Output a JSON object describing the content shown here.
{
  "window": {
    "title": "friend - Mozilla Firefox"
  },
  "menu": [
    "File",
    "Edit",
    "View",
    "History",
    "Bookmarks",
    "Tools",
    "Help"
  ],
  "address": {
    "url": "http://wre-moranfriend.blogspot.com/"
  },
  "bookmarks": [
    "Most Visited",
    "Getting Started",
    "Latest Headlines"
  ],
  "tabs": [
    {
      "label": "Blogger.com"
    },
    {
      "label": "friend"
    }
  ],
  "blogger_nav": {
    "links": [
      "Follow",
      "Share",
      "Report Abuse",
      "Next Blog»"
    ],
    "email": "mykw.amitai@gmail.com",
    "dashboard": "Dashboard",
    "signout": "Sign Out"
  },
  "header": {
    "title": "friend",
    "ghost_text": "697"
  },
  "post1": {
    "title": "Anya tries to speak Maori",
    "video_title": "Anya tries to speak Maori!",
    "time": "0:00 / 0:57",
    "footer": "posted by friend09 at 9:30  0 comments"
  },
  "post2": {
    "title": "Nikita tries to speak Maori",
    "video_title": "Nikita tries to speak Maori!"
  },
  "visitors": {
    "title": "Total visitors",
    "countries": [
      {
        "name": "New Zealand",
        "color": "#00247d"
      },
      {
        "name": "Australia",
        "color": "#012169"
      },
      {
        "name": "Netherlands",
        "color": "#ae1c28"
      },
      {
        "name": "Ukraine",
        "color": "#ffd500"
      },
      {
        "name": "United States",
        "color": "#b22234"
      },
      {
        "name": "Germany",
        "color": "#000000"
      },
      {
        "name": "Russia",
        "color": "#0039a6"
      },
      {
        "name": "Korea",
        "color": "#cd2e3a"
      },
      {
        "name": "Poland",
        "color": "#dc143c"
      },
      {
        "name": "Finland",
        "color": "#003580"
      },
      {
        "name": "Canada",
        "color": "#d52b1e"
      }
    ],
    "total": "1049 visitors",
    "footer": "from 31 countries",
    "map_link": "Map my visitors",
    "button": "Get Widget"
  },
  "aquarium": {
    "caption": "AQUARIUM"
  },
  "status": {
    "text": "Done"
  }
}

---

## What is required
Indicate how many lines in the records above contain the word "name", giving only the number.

## Exercise response
11